‘Humour is something people remember, and when you use cartoonish things, you can stretch your message further than you can if you have real people,’ explains Smith.

As well, by launching its own YouTube channel, the BC Dairy Foundation is not only positioning itself where its target market is most familiar, but also encouraging interaction with the brand by leveraging the momentum of video uploads incurred from past campaigns. Those include ‘Survival of the fittest,’ which took consumers back to the Stone Age to remind them of the Darwinian rule, and ‘Don’t take your body for granted,’ starring an outrageous cast of characters made of only heads and feet to depict the dangers of life without body-building milk.

At once subtle and direct, the ‘Must drink more milk’ campaign achieves a strategic balance that builds on its past marketing campaigns and ultimately creates a sense of urgency to buy and drink more milk – without preaching about its health benefits.

‘We didn’t want to show anything you’d expect from milk advertising,’ says Smith. ‘Everyone knows milk is good for you. It’s more interesting to show the downside of not drinking enough milk in a fun, humorous way.’

Out-there humour has been a signature of recent campaigns, which have required some tact to get off the ground. When the first campaign, ‘Don’t take your body for granted,’ drew some controversy, for example, Smith had to convince the board to see where youth is and explain why the BC Dairy Foundation made the marketing choices it did. By including them in the market research process, Smith won the trust of dairy farmers from the board. ‘We brought them into the room; they heard exactly what the youth were saying, so that when we had controversy, we had real messengers on the board supporting it because they were there.’

‘I’ve always liked shaking the tree,’ says Smith. ‘I think you have to take a little gamble now and again. If we did the same-old, we wouldn’t be selling milk and we wouldn’t be getting attention.’

It’s the kind of business sense that takes guts in this industry, and points to the breadth of the international experience Smith has amassed over his 40-year career. In the midst of the first Gulf War, for example, Smith helped agri-food companies in the Middle East adapt to a rapidly changing environment where supermarket and fast-food chains were entering the marketplace.

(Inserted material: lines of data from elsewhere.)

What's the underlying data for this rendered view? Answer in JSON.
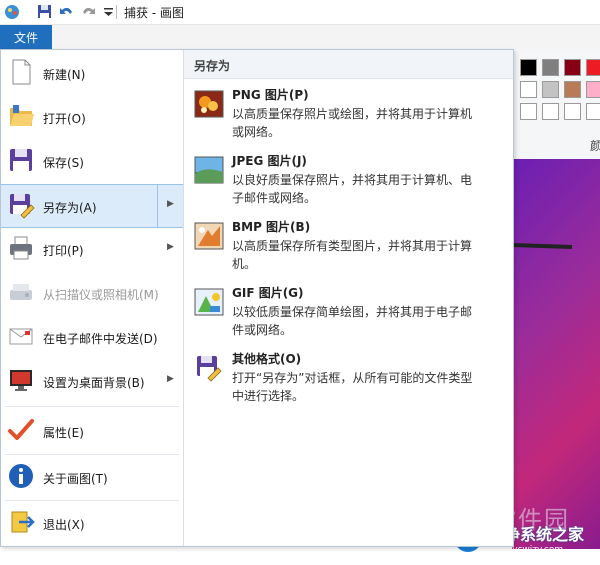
{
  "titlebar": {
    "title": "捕获 - 画图"
  },
  "tabs": {
    "file": "文件"
  },
  "menu": {
    "items": [
      {
        "label": "新建(N)"
      },
      {
        "label": "打开(O)"
      },
      {
        "label": "保存(S)"
      },
      {
        "label": "另存为(A)"
      },
      {
        "label": "打印(P)"
      },
      {
        "label": "从扫描仪或照相机(M)"
      },
      {
        "label": "在电子邮件中发送(D)"
      },
      {
        "label": "设置为桌面背景(B)"
      },
      {
        "label": "属性(E)"
      },
      {
        "label": "关于画图(T)"
      },
      {
        "label": "退出(X)"
      }
    ]
  },
  "save_as": {
    "header": "另存为",
    "formats": [
      {
        "name": "PNG 图片(P)",
        "desc": "以高质量保存照片或绘图，并将其用于计算机或网络。"
      },
      {
        "name": "JPEG 图片(J)",
        "desc": "以良好质量保存照片，并将其用于计算机、电子邮件或网络。"
      },
      {
        "name": "BMP 图片(B)",
        "desc": "以高质量保存所有类型图片，并将其用于计算机。"
      },
      {
        "name": "GIF 图片(G)",
        "desc": "以较低质量保存简单绘图，并将其用于电子邮件或网络。"
      },
      {
        "name": "其他格式(O)",
        "desc": "打开“另存为”对话框，从所有可能的文件类型中进行选择。"
      }
    ]
  },
  "background": {
    "ribbon_char": "颜",
    "watermark": "当下软件园",
    "brand_name": "纯净系统之家",
    "brand_url": "www.ycwjzy.com"
  },
  "colors": {
    "accent": "#1f6fbe",
    "menu_active": "#dcebfa",
    "palette": [
      "#000000",
      "#7f7f7f",
      "#880015",
      "#ed1c24",
      "#ffffff",
      "#c3c3c3",
      "#b97a57",
      "#ffaec9"
    ]
  }
}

As managing director and CEO of Protein Foods Jordan, he helped turn around a one-man operation heading into receivership by training plant operations teams, developing sales and marketing strategies and ultimately growing the company to 130 – without speaking a word of Arabic. In Cairo, he helped get a poultry processing company the contract to supply to McDonald’s across Egypt and develop a line of retail and food service products, as well as marketing plans and packaging design.

Smith is also used to building consensus here in Canada. In 1985 he proposed strategies to develop markets for the P.E.I. potato industry with a committee consisting of potato growers, the Potato Marketing Board, the P.E.I. Ministry of Agriculture and Agriculture Canada. And as a consultant in the Yukon, Smith reviewed the feasibility of a commercial fresh-water fishery for the Council of Yukon Indians, and helped develop plans for the Inuvilialuit Development Corporation to set up a commercial fishery and to operate a retail food store in 1983.

But at the end of the day, will farting Legos sell more milk to teens? ‘Quite frankly, I don’t know,’ says Smith. ‘But you’ve got to have faith in your own opinion. If you research things enough, you’ll never take a chance. We have faith in our agency, and I think our board has faith in us.’